Clinical lectures were given by the medical lecturers on the wards of the Edinburgh Royal Infirmary and allowed students an opportunity to learn aspects of medicine through the treatment of real cases. The first clinical lectures were given in Edinburgh by John Rutherford, who was seen to be a pioneer of the form, and Edinburgh soon became highly regarded for its clinical teaching.
The notes read very much like patient case notes and full descriptions are given of each patient's symptoms and developments in their condition throughout their stay in hospital, as well as treatments administered, medicines received, and their response to these treatments. This information is usually entered for each day they are in the hospital with each entry dated. For those that died, a description of their dissection or post mortem may be included.
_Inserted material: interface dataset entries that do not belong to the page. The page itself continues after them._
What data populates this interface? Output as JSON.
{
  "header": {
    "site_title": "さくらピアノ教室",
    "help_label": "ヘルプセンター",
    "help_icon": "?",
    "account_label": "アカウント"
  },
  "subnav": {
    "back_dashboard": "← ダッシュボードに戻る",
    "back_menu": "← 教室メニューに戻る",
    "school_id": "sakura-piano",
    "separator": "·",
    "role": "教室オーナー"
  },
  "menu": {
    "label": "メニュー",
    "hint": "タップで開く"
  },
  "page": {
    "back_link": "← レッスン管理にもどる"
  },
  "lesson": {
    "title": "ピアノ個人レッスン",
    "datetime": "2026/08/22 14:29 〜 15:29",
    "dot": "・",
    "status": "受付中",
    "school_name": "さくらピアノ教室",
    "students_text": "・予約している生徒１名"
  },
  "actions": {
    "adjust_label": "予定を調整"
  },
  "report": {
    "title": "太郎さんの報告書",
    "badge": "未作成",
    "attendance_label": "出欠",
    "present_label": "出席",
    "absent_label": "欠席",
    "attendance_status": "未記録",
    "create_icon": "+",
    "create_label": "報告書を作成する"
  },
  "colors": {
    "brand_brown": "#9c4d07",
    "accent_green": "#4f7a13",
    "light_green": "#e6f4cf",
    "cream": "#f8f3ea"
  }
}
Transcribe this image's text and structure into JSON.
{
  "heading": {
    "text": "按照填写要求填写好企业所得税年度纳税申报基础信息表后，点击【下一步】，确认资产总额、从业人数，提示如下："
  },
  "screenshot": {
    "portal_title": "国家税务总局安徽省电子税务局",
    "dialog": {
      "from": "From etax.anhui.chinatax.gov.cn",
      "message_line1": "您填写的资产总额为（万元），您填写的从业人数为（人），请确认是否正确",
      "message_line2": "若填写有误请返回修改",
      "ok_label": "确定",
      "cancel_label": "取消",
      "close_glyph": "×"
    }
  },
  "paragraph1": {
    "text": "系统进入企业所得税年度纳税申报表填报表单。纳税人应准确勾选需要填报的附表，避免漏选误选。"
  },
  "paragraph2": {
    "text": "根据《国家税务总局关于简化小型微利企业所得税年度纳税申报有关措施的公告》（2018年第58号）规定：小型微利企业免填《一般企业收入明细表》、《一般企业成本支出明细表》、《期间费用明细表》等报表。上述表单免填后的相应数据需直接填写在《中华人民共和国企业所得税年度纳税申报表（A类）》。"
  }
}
A range of treatments are witnessed in these 6 volumes, including but not limited to alterations in diet, cupping, rubbed with a hard cloth or flesh brush, blisters, leeches, ear syringing, electrical machine, punctures, warm baths, warm brick, bolus, poultices or cataplasms, emetics, purgatives, clysters, fomentations, pills, decoctions, draughts, confections, tinctures, blood-letting, emulsions, unguents, and injections.